Where a line in the records below includes "only", pull that line out.

**Records for the task**.
============
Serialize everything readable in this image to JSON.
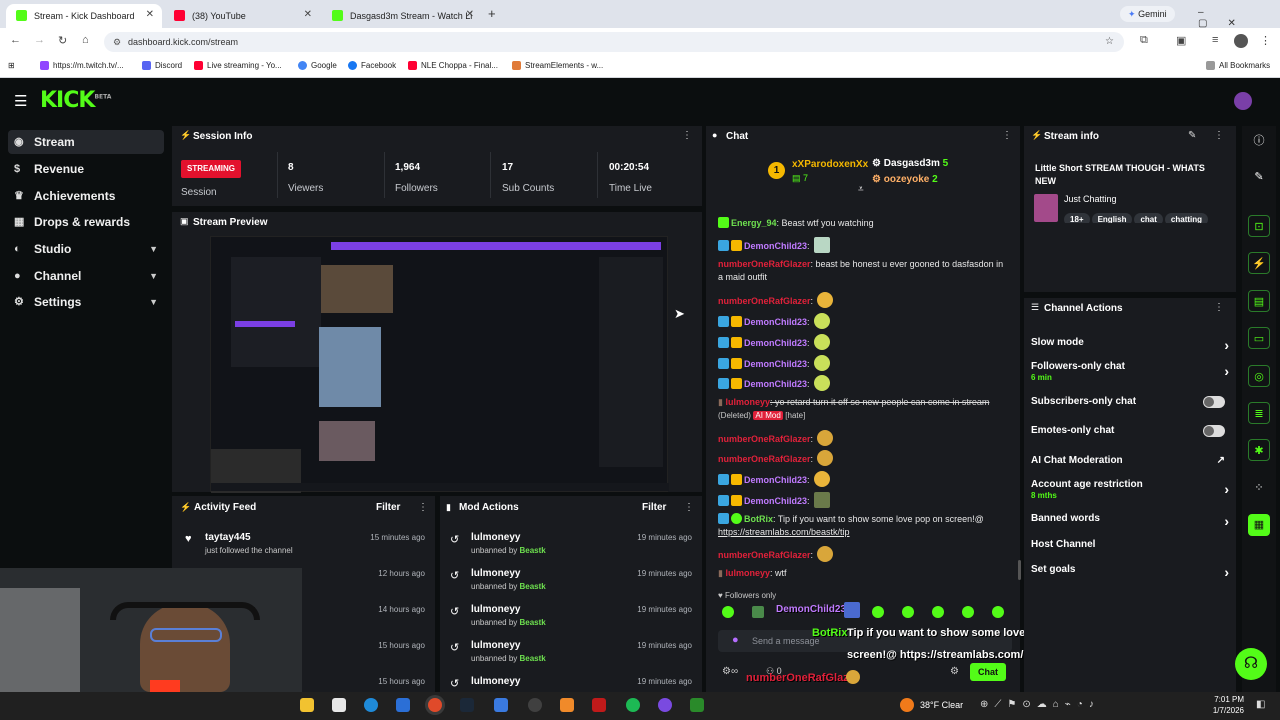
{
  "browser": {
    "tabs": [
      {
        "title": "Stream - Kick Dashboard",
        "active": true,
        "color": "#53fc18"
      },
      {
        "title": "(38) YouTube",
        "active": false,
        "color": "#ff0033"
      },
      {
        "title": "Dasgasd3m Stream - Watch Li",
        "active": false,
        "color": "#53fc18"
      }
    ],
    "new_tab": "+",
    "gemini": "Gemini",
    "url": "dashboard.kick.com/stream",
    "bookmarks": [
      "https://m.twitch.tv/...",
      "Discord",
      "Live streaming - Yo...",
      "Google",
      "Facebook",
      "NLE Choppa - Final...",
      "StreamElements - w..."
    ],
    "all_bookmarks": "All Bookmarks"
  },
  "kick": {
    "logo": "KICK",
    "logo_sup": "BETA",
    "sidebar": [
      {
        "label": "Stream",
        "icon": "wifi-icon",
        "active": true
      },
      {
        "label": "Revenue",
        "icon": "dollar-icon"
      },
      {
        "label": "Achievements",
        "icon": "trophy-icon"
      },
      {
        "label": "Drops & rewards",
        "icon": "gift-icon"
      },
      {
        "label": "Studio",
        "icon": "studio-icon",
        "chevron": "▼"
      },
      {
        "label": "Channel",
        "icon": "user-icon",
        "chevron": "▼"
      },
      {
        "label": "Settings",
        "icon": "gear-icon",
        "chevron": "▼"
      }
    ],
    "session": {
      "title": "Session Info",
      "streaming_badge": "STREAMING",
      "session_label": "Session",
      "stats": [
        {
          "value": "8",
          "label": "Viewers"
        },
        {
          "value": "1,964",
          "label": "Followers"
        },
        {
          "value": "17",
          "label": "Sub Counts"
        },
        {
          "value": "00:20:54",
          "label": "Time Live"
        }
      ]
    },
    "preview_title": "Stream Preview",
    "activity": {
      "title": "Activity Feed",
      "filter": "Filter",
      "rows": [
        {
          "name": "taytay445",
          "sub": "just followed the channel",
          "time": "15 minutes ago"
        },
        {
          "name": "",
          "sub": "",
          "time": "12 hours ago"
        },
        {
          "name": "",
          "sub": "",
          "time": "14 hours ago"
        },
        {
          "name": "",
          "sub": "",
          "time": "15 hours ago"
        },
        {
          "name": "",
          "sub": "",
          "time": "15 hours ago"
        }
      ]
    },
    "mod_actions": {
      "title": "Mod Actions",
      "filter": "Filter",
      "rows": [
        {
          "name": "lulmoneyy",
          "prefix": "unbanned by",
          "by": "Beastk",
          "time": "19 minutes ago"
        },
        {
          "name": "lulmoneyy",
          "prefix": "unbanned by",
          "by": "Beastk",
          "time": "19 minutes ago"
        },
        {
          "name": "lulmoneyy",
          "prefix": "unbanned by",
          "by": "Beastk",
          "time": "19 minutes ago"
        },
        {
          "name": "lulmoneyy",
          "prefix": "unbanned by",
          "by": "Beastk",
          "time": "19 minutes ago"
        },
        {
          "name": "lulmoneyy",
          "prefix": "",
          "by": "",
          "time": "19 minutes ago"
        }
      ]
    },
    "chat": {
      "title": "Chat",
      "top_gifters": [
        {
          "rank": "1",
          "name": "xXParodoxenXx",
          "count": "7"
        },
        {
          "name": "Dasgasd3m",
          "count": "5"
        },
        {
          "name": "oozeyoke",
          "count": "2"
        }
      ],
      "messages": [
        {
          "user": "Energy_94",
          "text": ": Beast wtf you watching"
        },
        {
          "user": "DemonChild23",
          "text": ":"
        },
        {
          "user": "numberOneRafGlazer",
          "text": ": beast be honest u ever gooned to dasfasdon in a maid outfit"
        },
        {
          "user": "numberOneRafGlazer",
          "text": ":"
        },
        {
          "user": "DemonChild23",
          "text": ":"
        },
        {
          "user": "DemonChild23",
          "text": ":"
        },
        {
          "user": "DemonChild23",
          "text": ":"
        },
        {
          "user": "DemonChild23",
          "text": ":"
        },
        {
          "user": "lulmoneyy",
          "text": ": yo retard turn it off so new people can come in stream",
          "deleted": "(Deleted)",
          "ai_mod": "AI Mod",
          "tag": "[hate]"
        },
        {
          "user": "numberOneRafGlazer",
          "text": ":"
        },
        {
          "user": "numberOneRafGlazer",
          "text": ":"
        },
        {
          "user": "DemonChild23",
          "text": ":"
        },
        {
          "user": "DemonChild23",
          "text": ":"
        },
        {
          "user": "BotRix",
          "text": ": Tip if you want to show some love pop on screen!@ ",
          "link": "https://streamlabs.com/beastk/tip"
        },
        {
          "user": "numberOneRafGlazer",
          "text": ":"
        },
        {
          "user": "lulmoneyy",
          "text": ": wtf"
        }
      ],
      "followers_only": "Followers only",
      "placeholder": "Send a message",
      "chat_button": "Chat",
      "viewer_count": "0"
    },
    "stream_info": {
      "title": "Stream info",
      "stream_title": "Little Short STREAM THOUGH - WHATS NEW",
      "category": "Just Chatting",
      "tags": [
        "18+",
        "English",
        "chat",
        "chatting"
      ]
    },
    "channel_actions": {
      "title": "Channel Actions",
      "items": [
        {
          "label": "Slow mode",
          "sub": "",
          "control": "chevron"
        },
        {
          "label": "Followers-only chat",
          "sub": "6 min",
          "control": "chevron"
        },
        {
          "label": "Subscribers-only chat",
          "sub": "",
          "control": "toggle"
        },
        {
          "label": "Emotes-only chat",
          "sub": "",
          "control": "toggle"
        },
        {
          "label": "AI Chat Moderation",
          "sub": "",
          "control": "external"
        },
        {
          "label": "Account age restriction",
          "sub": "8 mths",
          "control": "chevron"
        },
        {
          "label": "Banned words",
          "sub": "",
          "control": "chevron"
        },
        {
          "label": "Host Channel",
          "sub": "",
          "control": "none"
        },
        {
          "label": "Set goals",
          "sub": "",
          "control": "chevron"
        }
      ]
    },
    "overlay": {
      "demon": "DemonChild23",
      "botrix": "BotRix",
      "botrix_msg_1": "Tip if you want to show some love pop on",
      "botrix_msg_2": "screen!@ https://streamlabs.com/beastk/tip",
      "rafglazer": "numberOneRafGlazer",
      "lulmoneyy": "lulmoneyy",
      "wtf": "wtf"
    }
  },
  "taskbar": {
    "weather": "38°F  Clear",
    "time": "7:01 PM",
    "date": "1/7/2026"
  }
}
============
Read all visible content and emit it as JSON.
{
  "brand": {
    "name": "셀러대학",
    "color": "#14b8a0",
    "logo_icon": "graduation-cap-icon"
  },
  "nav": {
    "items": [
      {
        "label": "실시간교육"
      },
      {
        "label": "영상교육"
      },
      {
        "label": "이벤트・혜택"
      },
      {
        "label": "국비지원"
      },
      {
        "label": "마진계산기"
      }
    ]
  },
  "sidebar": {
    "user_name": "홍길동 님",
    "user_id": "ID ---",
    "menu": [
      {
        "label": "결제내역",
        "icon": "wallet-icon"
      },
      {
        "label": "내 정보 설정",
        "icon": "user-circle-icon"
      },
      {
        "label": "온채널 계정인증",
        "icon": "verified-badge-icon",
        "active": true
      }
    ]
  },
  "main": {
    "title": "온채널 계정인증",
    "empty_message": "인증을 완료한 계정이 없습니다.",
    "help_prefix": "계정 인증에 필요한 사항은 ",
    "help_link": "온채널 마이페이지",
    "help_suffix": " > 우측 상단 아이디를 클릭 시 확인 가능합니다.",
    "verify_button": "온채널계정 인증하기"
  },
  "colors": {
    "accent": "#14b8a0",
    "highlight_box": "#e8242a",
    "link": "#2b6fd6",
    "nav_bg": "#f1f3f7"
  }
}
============
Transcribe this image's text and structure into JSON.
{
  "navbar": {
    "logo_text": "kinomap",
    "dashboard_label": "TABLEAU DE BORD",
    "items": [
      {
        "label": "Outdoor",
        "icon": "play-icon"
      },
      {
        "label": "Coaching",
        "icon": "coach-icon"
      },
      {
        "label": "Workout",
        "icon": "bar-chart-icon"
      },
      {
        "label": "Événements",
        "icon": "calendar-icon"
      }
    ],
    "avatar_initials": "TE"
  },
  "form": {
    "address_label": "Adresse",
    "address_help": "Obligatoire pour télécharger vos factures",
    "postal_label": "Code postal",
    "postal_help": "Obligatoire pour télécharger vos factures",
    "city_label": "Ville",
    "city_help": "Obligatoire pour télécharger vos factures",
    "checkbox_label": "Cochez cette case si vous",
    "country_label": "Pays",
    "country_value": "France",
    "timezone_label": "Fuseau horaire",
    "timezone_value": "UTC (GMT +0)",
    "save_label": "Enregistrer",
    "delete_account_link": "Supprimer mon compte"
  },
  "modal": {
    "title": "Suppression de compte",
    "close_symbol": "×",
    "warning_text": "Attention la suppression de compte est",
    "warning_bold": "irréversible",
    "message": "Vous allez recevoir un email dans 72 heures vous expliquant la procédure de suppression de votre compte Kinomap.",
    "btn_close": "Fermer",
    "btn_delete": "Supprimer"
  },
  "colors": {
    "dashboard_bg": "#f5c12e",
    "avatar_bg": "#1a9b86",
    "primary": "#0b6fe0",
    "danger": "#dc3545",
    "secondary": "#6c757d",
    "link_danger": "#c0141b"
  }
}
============
**Response to this exercise**.
      "followers_only": "Followers only",
          "label": "Followers-only chat",
          "label": "Subscribers-only chat",
          "label": "Emotes-only chat",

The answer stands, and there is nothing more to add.